100 signatures reached
To: CEOs of Aldi, Asda, Co-Op, Lidl, Morrisons, Sainsburys, Tesco, Waitrose
Retain food standards and labelling after Brexit
Make a public commitment that all the food you will sell after Brexit will meet standards as high or higher than current UK standards for animal welfare, environmental protection, food safety, hygiene and traceability.
Why is this important?
When the Agriculture Bill was debated in the House of Commons in May, MPs rejected an amendment aimed at allowing the importation of only those agricultural goods that meet standards as high or higher than current UK standards for animal welfare, environmental protection, food safety, hygiene and traceability. This is despite the assurance from Tory MPs who campaigned for Brexit that there would be no lowering of animal welfare or food safety standards after the UK left the EU. E.g. Michael Gove stated in July 2017: “We are not going to dilute our high animal welfare standards, or our high environmental standards, in pursuit of any trade deal.” (1)
MPs know that there are good reasons for public concern. Incidences of food poisoning in the US affect 14% of the population annually, contrasting with 1% in the UK (2). US restrictions on various aspects of food production are much less stringent than those of the UK and EU, meaning that imports will pose potential risks to the health of humans and animals in the UK. These include the overuse of antibiotics on farmed animals, pesticides, food colourings and genetically modified crops that are currently banned in the UK (3, 4).
Trade negotiations currently underway appear to give the lie to previous assurances. Cabinet Office minister Penny Mordaunt has refused to say that a ban would remain on chlorinated chicken, hormone-fed beef and other US imports after an upcoming trade deal with Donald Trump (5). In place of regulation, she said she believed “we should be trusting the consumer,” echoing Sonny Perdue, the US secretary of agriculture, who has said: “If the consumer doesn’t want [such food products], they won’t buy them and that will change production, both in the United States and the UK.”(6) But our choices are only real choices if we have proper information, and yet the US considers nutrition labelling a ‘barrier to trade’ (7).

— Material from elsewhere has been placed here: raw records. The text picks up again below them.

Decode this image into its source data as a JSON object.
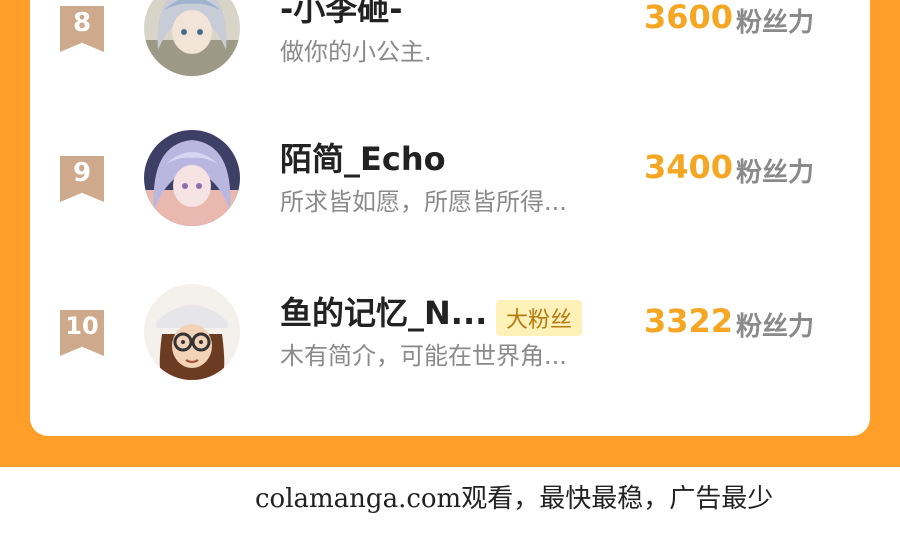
{
  "leaderboard": [
    {
      "rank": "8",
      "name": "-小李砸-",
      "bio": "做你的小公主.",
      "tag": "",
      "score": "3600",
      "unit": "粉丝力",
      "avatar_icon": "avatar-girl-silver-hair-icon"
    },
    {
      "rank": "9",
      "name": "陌简_Echo",
      "bio": "所求皆如愿，所愿皆所得...",
      "tag": "",
      "score": "3400",
      "unit": "粉丝力",
      "avatar_icon": "avatar-anime-lavender-hair-icon"
    },
    {
      "rank": "10",
      "name": "鱼的记忆_N...",
      "bio": "木有简介，可能在世界角...",
      "tag": "大粉丝",
      "score": "3322",
      "unit": "粉丝力",
      "avatar_icon": "avatar-glasses-cap-icon"
    }
  ],
  "footer": {
    "text": "colamanga.com观看，最快最稳，广告最少"
  },
  "colors": {
    "frame": "#ff9f2a",
    "score": "#f5a623",
    "badge": "#cfa98b",
    "tag_bg": "#fff1b8"
  }
}
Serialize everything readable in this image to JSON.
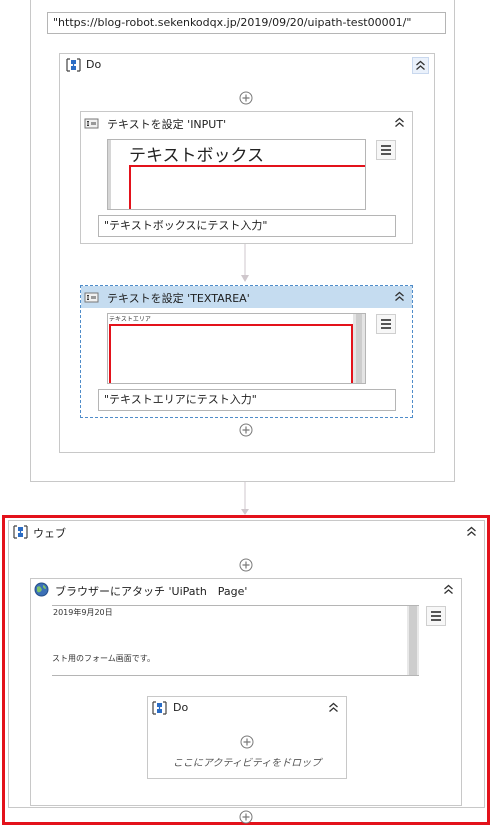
{
  "top": {
    "url_value": "\"https://blog-robot.sekenkodqx.jp/2019/09/20/uipath-test00001/\""
  },
  "do_outer": {
    "title": "Do"
  },
  "set_text_input": {
    "title": "テキストを設定 'INPUT'",
    "preview_text": "テキストボックス",
    "value": "\"テキストボックスにテスト入力\""
  },
  "set_text_textarea": {
    "title": "テキストを設定 'TEXTAREA'",
    "preview_label": "テキストエリア",
    "value": "\"テキストエリアにテスト入力\""
  },
  "web": {
    "title": "ウェブ"
  },
  "attach_browser": {
    "title": "ブラウザーにアタッチ 'UiPath　Page'",
    "preview_date": "2019年9月20日",
    "preview_text": "スト用のフォーム画面です。"
  },
  "do_inner": {
    "title": "Do",
    "drop_hint": "ここにアクティビティをドロップ"
  },
  "colors": {
    "accent_red": "#e3121b",
    "selected_header": "#c5dcf0",
    "selected_border": "#4f8cc9"
  }
}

As individuals, we have little influence over international trade deals, but retailers have the power to protect their customers’ right to high quality produce. They need to know that we will continue to shop with them only if the food they sell is explicitly and unequivocally guaranteed to meet pre-Brexit standards for animal welfare, environmental protection, food safety, hygiene and traceability.
(3, 4) Centre for International Environmental Law Lowest Common Denominator 2015; https://www.theguardian.com/environment/2018/sep/19/crucial-antibiotics-still-used-on-us-farms-despite-public-health-fears
(7) Office of the United States Trade Representative Report on Foreign Trade Barriers 2019